In order to counter this when the nuclear power plants were closed down the Japanese campaigned for people to use 15% less electricity. It is a sensible campaign. In Japan as in every other nation much energy is wasted. By that I do not mean that everyone wastes energy, but many people and businesses do, and reducing consumption by 15% is probably a rather modest aim.
But governments, who mainly want to get re elected and often forget the reasons why the put themselves forward for election in the first place, get worried is they feel that they might not get re elected. The economy, stupid, is probably what determines the results of elections and as most governments’ foresight is mainly limited to the next election the Japanese government is becoming worried that using fossil fuel, which for Japan is more expensive than the already paid for nuclear reactors, is sending the price of electricity high and will make goods more expensive thus damaging exports thus creating unemployment.
As a result the Japanese are proposing to restart two nuclear power plants. If they do the price of electricity may fall, the economy may improve and that may pave the way for starting more nuclear power plants, although the one at Fukushima will never, I expect, come back into operation. As nuclear power plants are located on the coasts in order to use the ocean as a device to cool the large amounts of heat generated by the power plants, I expect the Japanese, much like the rest of the world, are praying that no new tsunami occurs.
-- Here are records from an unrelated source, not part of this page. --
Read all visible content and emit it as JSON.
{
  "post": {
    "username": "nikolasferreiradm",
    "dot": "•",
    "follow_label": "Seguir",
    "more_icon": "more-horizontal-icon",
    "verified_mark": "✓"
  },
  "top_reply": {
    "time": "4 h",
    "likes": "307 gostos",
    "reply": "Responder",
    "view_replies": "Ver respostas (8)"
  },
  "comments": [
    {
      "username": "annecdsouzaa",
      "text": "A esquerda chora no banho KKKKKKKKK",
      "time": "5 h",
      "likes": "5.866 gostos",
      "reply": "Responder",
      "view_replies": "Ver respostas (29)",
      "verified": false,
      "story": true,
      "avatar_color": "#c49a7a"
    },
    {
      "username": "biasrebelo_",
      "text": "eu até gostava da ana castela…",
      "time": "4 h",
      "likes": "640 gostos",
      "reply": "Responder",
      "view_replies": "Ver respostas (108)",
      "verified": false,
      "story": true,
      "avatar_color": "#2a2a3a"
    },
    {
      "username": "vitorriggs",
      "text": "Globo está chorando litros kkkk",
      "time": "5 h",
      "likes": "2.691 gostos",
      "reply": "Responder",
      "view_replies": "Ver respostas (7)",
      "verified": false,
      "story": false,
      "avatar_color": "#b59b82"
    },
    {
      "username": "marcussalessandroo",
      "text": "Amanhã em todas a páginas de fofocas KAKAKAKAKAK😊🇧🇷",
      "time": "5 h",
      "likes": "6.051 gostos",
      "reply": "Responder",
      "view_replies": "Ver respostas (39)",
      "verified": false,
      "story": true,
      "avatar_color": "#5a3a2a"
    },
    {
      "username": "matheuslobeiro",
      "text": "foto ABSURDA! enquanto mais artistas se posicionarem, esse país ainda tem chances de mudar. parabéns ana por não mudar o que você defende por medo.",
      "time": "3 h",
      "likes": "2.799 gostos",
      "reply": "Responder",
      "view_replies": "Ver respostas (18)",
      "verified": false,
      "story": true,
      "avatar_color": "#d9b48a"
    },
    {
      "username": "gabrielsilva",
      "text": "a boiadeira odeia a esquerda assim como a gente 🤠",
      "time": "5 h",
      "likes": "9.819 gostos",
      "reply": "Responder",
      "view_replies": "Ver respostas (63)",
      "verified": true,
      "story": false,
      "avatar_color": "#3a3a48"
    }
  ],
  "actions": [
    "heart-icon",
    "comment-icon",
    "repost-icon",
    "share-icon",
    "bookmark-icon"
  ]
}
The Japanese are unfortunately qualified to make judgements about nuclear power, and must decide whether nuclear power is a dangerous necessity or dangerous luxury.